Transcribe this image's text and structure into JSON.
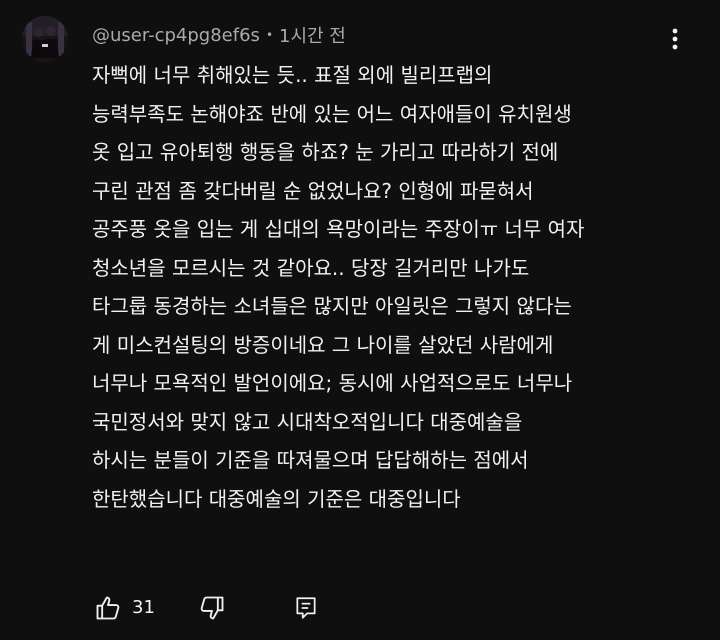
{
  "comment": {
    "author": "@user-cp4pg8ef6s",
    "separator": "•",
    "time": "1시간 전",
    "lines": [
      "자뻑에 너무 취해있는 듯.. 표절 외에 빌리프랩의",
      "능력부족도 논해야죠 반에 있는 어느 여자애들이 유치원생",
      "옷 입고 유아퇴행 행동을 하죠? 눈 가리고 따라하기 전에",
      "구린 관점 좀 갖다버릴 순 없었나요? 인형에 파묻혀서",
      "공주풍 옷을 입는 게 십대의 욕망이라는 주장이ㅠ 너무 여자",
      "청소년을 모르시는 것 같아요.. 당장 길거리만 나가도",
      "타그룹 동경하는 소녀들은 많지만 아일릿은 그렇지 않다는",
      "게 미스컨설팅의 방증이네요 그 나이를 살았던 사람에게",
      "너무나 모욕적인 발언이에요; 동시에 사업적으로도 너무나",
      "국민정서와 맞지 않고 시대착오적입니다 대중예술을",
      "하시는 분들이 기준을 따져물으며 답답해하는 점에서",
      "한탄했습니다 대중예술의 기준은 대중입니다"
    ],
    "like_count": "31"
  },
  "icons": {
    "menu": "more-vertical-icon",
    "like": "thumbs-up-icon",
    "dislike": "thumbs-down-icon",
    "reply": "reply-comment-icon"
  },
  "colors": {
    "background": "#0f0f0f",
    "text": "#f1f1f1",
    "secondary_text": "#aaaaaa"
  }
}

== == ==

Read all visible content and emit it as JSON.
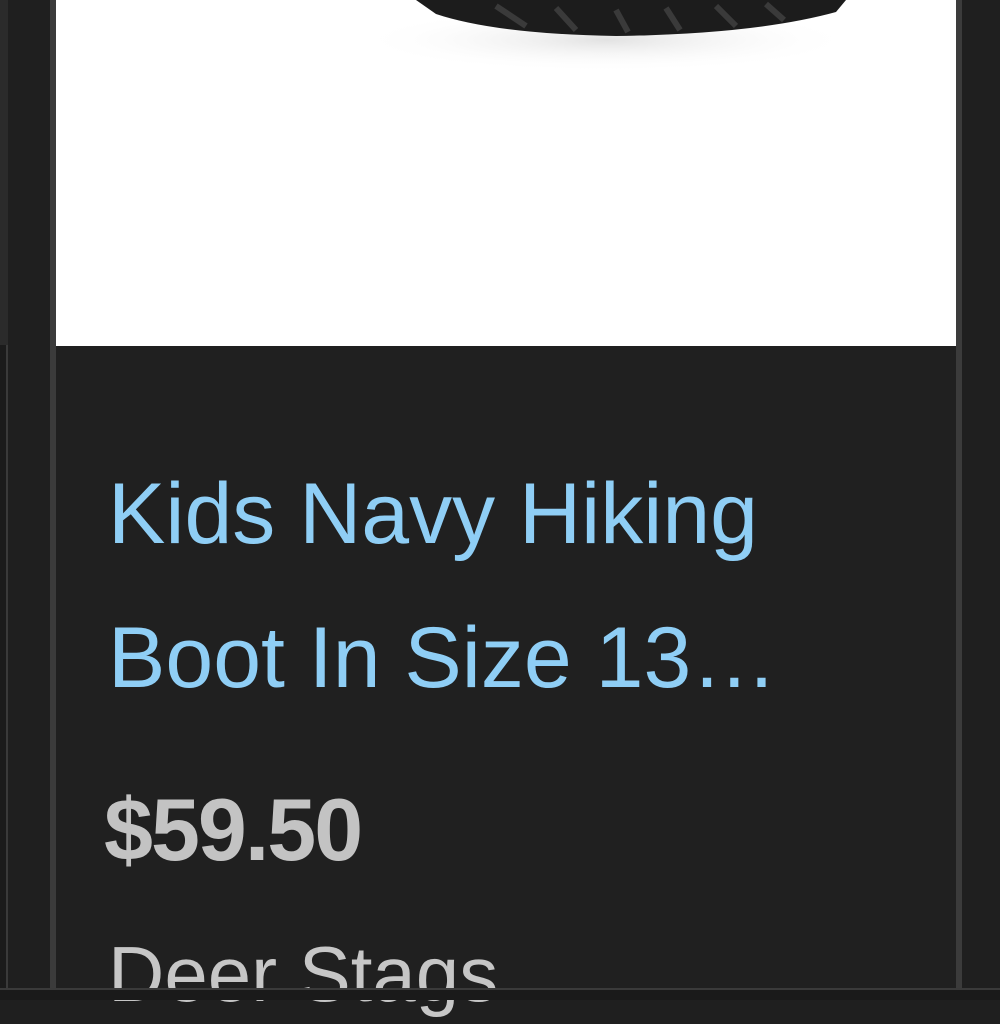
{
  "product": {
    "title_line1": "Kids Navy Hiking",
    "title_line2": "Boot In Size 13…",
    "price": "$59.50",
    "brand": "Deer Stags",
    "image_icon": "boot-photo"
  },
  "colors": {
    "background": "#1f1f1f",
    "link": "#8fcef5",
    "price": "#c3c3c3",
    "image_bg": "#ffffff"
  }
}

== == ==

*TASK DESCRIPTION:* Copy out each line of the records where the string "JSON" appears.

*YOUR RESPONSE:*
Transcribe this image's text and structure into JSON.
Read all visible content and emit it as JSON.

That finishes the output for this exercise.